Here is for a challenge I've taken on with some friends. We call it Maverick March. Want to join us?

Because: We get in a funk, bored by our routine, cozy in our circle of comfort. We get way too brainy about our business. For me, for a bit, I lost touch with wild heart and inner rebelliousness, singing blood, life directly touching, touched. It isn't a great place to come from.

Another because: We become overly preoccupied by our brand - this compulsion to distinguish ourselves from others in the playing field - but brands, ah, they bite back. They are like labels, limiting us.

During the mid-1800s, Texas politician and cattle rancher Sam Maverick refused to brand his cattle. He said it was cruel to animals; others said it was a ruse for him to claim unbranded cattle in the area. So what might happen, if for one month we venture out without a brand? What if we drop our rules, break constraints, rebel against routine? Who knows what opens up - surprising joy, wild creativity, dancing blood?

credit: axel antas-bergkvist | unsplash

credit: axel antas-bergkvist | unsplash

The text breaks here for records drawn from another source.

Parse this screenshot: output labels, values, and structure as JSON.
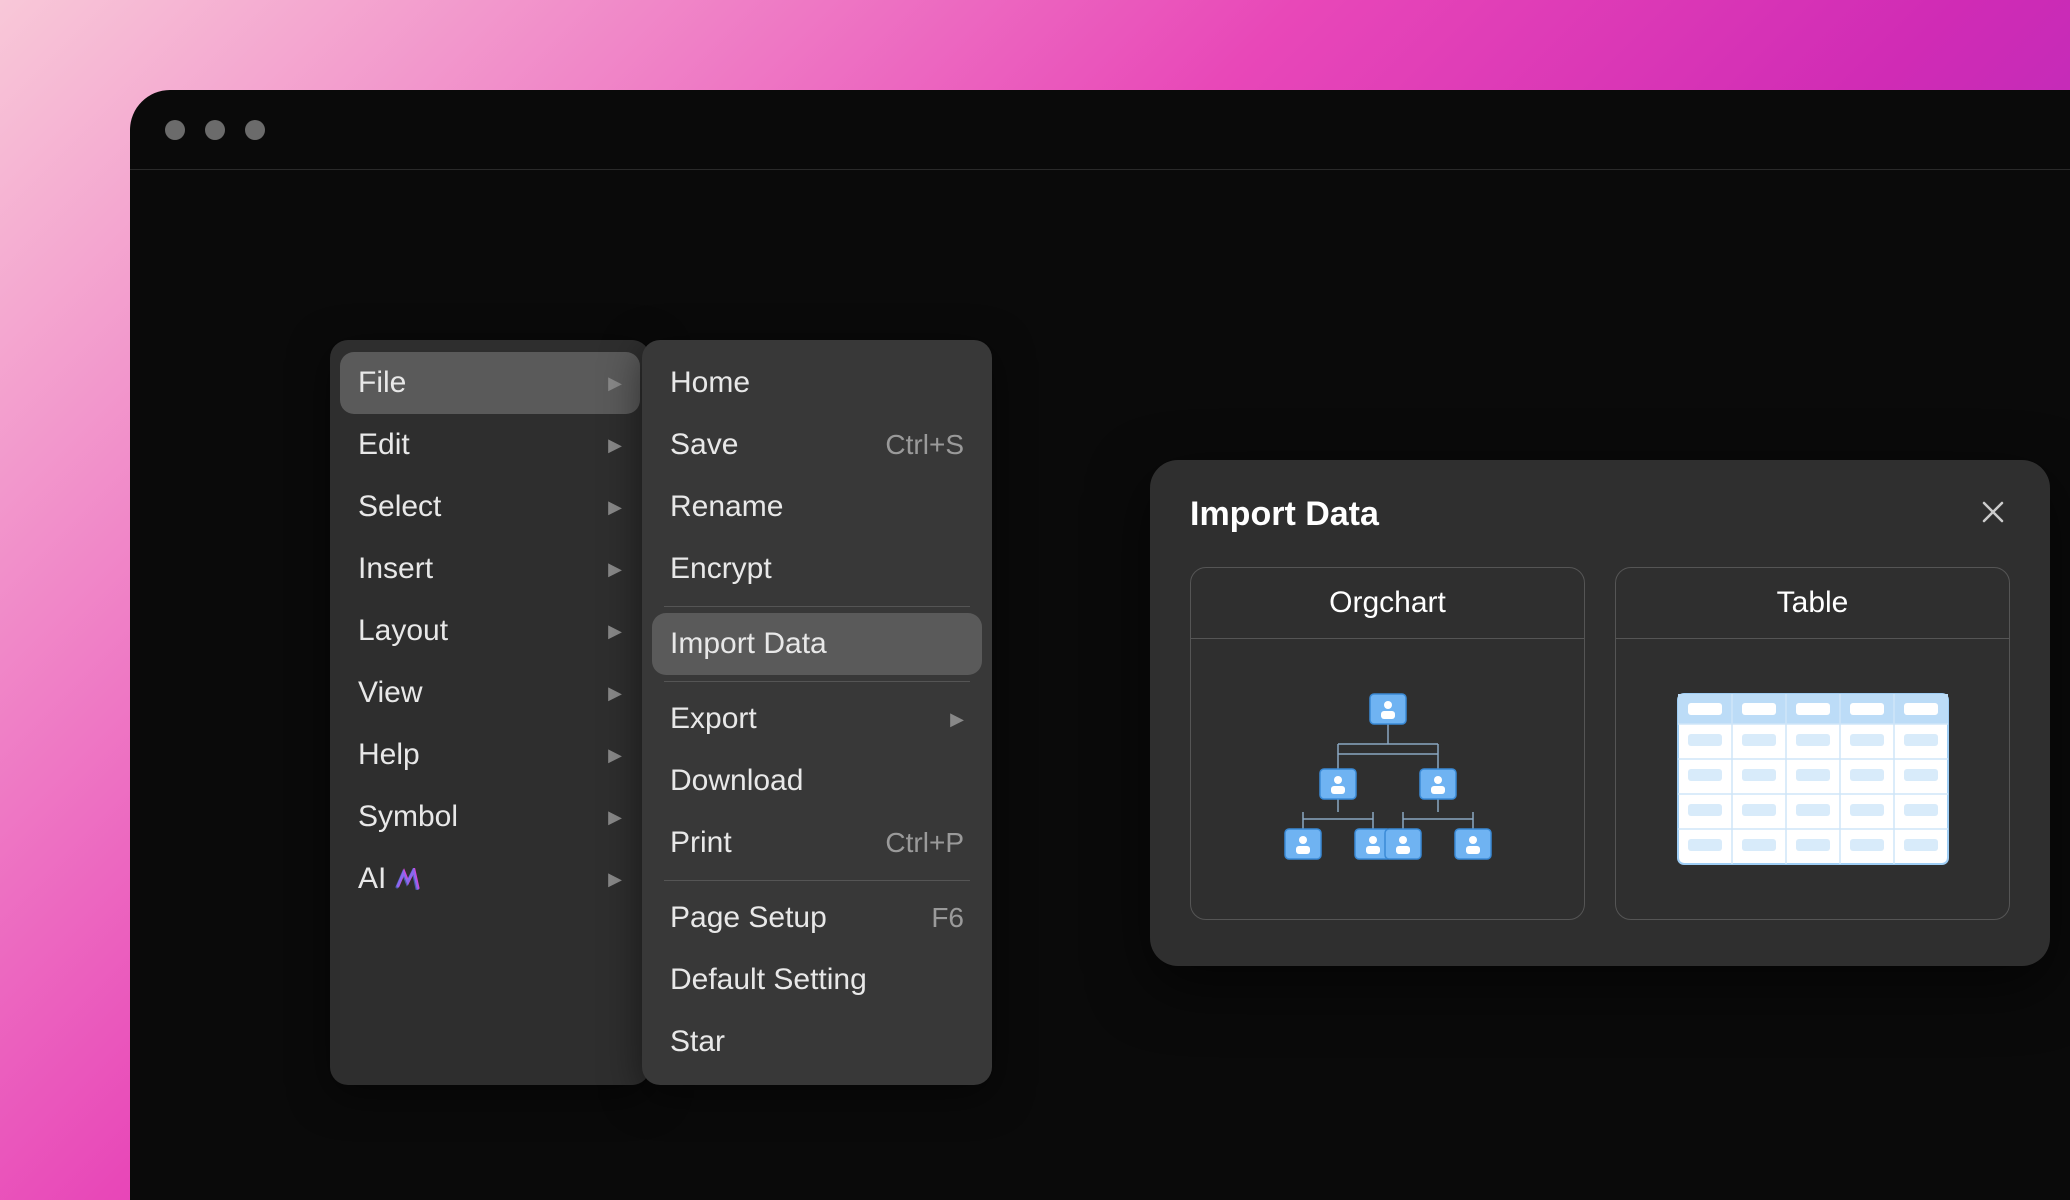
{
  "primary_menu": {
    "items": [
      {
        "label": "File",
        "has_submenu": true,
        "highlighted": true
      },
      {
        "label": "Edit",
        "has_submenu": true
      },
      {
        "label": "Select",
        "has_submenu": true
      },
      {
        "label": "Insert",
        "has_submenu": true
      },
      {
        "label": "Layout",
        "has_submenu": true
      },
      {
        "label": "View",
        "has_submenu": true
      },
      {
        "label": "Help",
        "has_submenu": true
      },
      {
        "label": "Symbol",
        "has_submenu": true
      },
      {
        "label": "AI",
        "has_submenu": true,
        "ai_icon": true
      }
    ]
  },
  "file_submenu": {
    "groups": [
      [
        {
          "label": "Home"
        },
        {
          "label": "Save",
          "shortcut": "Ctrl+S"
        },
        {
          "label": "Rename"
        },
        {
          "label": "Encrypt"
        }
      ],
      [
        {
          "label": "Import Data",
          "highlighted": true
        }
      ],
      [
        {
          "label": "Export",
          "has_submenu": true
        },
        {
          "label": "Download"
        },
        {
          "label": "Print",
          "shortcut": "Ctrl+P"
        }
      ],
      [
        {
          "label": "Page Setup",
          "shortcut": "F6"
        },
        {
          "label": "Default Setting"
        },
        {
          "label": "Star"
        }
      ]
    ]
  },
  "dialog": {
    "title": "Import Data",
    "options": [
      {
        "label": "Orgchart"
      },
      {
        "label": "Table"
      }
    ]
  },
  "colors": {
    "node_blue": "#6fb3f2",
    "node_border": "#3a8ad6",
    "table_header": "#9fcef5",
    "table_cell": "#e8f3fc"
  }
}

Drop us a line if you are in. One small thing, regularly, for one month, that points in the direction of freedom. It's up to us!